Leaving the consumer market, ‘pure’ drone manufacturers tend to regroup on the commercial – professional – segment, with low to mid-priced drones targeting small to medium sized businesses :

  • Aerovironment  focuses on the military and commercial segments
  • Parrot of France – still spread across the board with a wide range of products - is also shifting focus in favor of low priced commercial drones with specialized professional applications (such as multispectral mapping of farm land)

But 3-D Robotics, at one time a US hopeful, abandoned the hardware production altogether after failing to compete with DJI on price and speed in bringing innovation to market. In July '17  the company announced a partnership with their former competitor, integrating its Site-Scan software on the China made drones. 

With the many potential applications of Site Scan, holding construction projects to the exact plan or providing aerial mapping and object surveillance in almost any industry - from agriculture to control of infrastructures - the commercial reach of DJI extends ever further

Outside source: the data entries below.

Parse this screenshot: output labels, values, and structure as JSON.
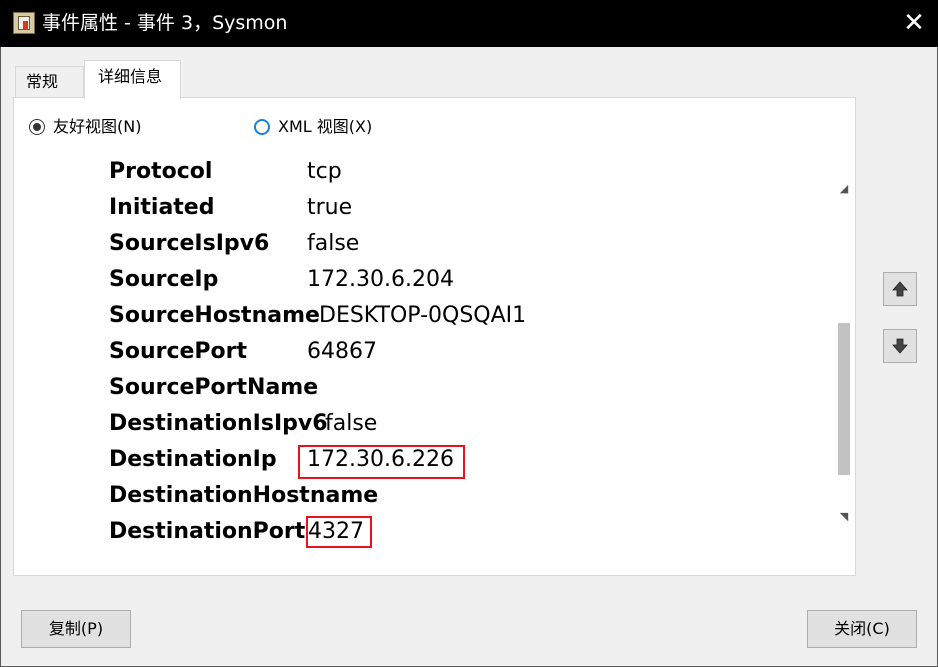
{
  "window": {
    "title": "事件属性 - 事件 3，Sysmon",
    "app_icon": "event-viewer-icon",
    "close_glyph": "✕"
  },
  "tabs": [
    {
      "label": "常规",
      "selected": false
    },
    {
      "label": "详细信息",
      "selected": true
    }
  ],
  "view_mode": {
    "friendly_label": "友好视图(N)",
    "xml_label": "XML 视图(X)",
    "selected": "friendly"
  },
  "event_data": [
    {
      "key": "Protocol",
      "value": "tcp"
    },
    {
      "key": "Initiated",
      "value": "true"
    },
    {
      "key": "SourceIsIpv6",
      "value": "false"
    },
    {
      "key": "SourceIp",
      "value": "172.30.6.204"
    },
    {
      "key": "SourceHostname",
      "value": "DESKTOP-0QSQAI1"
    },
    {
      "key": "SourcePort",
      "value": "64867"
    },
    {
      "key": "SourcePortName",
      "value": ""
    },
    {
      "key": "DestinationIsIpv6",
      "value": "false"
    },
    {
      "key": "DestinationIp",
      "value": "172.30.6.226"
    },
    {
      "key": "DestinationHostname",
      "value": ""
    },
    {
      "key": "DestinationPort",
      "value": "4327"
    }
  ],
  "highlighted_values": [
    "DestinationIp",
    "DestinationPort"
  ],
  "navigation": {
    "previous_icon": "arrow-up-icon",
    "next_icon": "arrow-down-icon"
  },
  "buttons": {
    "copy_label": "复制(P)",
    "close_label": "关闭(C)"
  },
  "colors": {
    "titlebar": "#000000",
    "highlight": "#e8141c",
    "radio_accent": "#1a7fd4"
  }
}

According to a March '18  Reuters report, DJI - commanding currently a 70% market share of the global commercial and consumer market, is in pre-IPO funding discussions valuing the company at $15 bn 


Because of the complex integration of many different technical fields - cameras, computer vision, deep learning and artificial intelligence – all requiring high level processing power – the capitalization of the very few listed drone specialists recognizes their expertise – and R&D potential – in a complex, fragmenting professional market

Drone components – another way to invest in a market expected to grow to 12billion $ by 2021 (at a compound growth rate of 7.5%) -  include gyroscope chips, image application chips, multispectral sensors, and thermal cameras, and advanced ‘all-in-one’ processors for machine learning and 4G data – our selection is a first try …